Editor's Note: Behind the Lens is a digital video series featuring bold California indie filmmakers pushing the boundaries of their craft. Each episode captures the personal experiences that inform a filmmaker's work and the risks they take to bring stories to the screen.
LGBT history is full of brilliance and beauty. But it's also marked by tragedy, the darkest being the AIDS epidemic, which claimed 18,500 San Franciscans in the last quarter of the 20th century. What if AIDS had never happened? What if our queer heroes had lived? Who would we be?
Leo Herrera, a Mexican-American activist and filmmaker, in collaboration with other queer artists and the GLBT Historical Museum, imagines that parallel universe with The Fathers Project, a "sci-fi documentary" that he likens to a mix of Cruising, Black Mirror, and Beyoncé's Lemonade. (If that description doesn't get your pulse racing, see a doctor.)
Herrera's interest in LGBT history began at a young age. After his family left Ascensión, Mexico for Phoenix, Arizona, he quickly found that his new home wasn't an easy place to be a gay immigrant. Herrera found solace in gay bookstores, where he tore through queer biographies and became enamored with the 1970s Gay Liberation movement.
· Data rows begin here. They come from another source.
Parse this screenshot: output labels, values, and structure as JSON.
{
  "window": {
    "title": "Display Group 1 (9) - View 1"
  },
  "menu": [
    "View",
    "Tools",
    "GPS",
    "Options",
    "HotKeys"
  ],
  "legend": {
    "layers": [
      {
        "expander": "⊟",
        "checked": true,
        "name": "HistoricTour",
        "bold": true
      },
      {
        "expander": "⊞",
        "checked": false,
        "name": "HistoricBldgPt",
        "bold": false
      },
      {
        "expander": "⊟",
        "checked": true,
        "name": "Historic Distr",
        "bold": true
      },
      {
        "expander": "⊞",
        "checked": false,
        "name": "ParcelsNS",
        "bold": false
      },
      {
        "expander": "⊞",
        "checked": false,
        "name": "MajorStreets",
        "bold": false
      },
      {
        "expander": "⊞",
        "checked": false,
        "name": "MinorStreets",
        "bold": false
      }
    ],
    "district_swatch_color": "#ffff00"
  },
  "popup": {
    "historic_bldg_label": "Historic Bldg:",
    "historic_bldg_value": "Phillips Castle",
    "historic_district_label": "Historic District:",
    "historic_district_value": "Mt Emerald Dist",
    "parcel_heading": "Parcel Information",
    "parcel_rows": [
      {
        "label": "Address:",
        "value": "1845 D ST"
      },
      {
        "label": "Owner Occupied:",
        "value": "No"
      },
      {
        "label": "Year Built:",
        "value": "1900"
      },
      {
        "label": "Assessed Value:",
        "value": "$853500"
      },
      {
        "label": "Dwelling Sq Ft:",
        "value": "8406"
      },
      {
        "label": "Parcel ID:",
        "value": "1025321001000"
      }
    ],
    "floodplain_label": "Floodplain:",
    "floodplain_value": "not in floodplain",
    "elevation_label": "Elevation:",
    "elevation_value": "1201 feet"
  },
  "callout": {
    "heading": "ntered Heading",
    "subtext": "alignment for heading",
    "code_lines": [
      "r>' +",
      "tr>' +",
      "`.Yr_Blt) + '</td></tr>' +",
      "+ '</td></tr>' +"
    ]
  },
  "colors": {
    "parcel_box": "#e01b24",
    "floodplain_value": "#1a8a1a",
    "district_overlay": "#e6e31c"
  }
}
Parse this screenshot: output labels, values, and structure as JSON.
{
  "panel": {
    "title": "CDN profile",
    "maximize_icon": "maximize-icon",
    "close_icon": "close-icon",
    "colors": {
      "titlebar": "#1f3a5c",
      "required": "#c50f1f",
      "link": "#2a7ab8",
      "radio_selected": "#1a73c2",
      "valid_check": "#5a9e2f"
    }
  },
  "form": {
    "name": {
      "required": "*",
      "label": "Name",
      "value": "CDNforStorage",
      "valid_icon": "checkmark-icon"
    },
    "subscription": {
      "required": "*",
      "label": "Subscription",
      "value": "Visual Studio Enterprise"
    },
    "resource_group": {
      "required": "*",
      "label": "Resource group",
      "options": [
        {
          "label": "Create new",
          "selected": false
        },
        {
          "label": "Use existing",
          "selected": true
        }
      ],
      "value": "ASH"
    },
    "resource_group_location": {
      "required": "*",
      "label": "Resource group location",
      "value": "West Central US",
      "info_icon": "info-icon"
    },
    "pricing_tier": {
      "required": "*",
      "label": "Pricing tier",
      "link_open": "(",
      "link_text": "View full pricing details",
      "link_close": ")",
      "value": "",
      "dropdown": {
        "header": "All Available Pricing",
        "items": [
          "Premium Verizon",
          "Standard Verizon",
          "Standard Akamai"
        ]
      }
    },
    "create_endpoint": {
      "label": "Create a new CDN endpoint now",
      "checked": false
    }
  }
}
Eventually he and his gay brother moved to San Francisco's Mission district, where they found their own tribe of brown people, queers, drag queens, and others.